Hunger is a study in cinematic minimalism, and that, finally, is what lends it such blunt force. It follows the final six weeks in the life of Irish Republican Army militant Bobby Sands, who helped organize the seven-month hunger strike that would claim his life in 1981, after 66 days. But this is not a hagiography of Sands, or a shot at British Prime Minister Margaret Thatcher, whose reaction to his passing was at best unfeeling. First-time filmmaker Steve McQueen’s quietly devastating drama is a meditation on the depths of degradation men will endure in pursuit of the respect they think they deserve.
It's a tradition older than The Land Before Time II – building direct-to-DVD franchises on the foundations laid by popular originals, including blockbuster titles like Home Alone, Ace Ventura and Bambi.
The eighth Film Noir Festival kicked off Friday night at the Castro Theatre with a double bill featuring André de Toth's Pitfall, a nerve-racking depiction of adultery and its messy aftermath, and George Sherman's Larceny, a crowd favorite from years past about two grifters targeting a wealthy widow. The festival continues through the end of the month with a collection of doomed romances and lurid thrillers, starring the genre's best-known stars (among them, Elizabeth Taylor, Marilyn Monroe and Veronica Lake) and directed by some of cinema's earliest innovators, including Fritz Lang, Henry Hathaway and John Huston.
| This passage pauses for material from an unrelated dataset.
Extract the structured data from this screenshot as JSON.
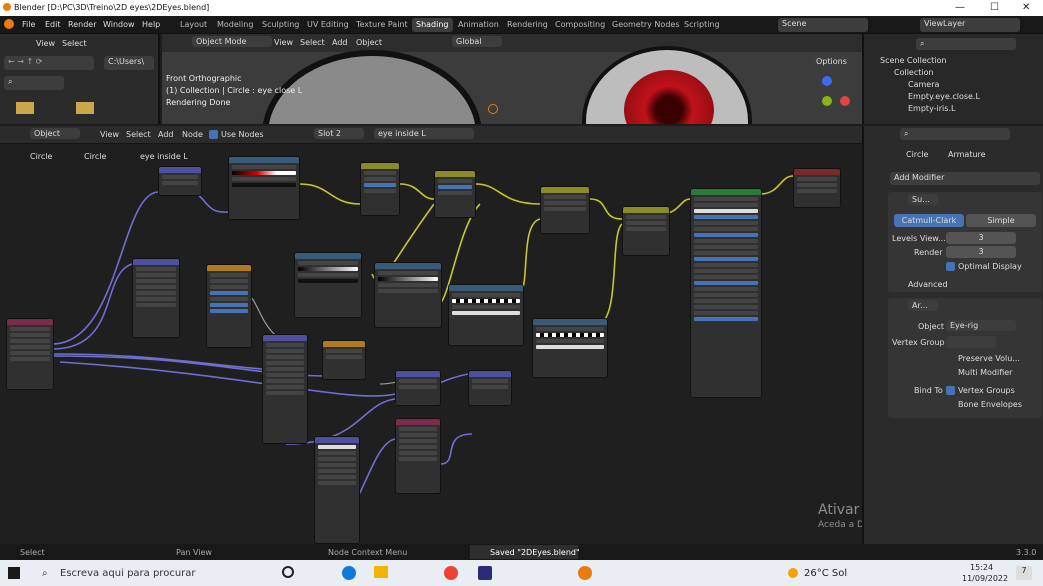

Harrison Ford could have retired decades ago, living quite comfortably off the royalties he earned from the first Star Wars trilogy. Instead, he’s holding court in a chilly conference room at the Ritz Carlton, promoting Extraordinary Measures, in which he stars opposite Brendan Fraser as a brilliant but socially maladroit doctor devising a groundbreaking treatment for Pompe disease.
Jake and Elwood Blues claimed to be on a mission from God, but Eli, the rugged road warrior whose destiny lies somewhere west of the Mississippi, really believes it. With the Lord as his shepherd and a King James Bible stashed next to his machete, Eli wanders America’s post-apocalyptic wasteland of the not-too-distant future with a singular purpose: spreading the good word.
It’s easier said than done. “Stay on the path,” Eli (Denzel Washington) mutters as he surveys the skeletal remains of a once-bustling nation, willing himself onward in a lonely journey made treacherous with pitfalls. Cannibals scour the countryside for easy prey, and, more ominously, there’s Carnegie, a power-hungry tyrant eager to make what’s left of the lower 48 his personal playground.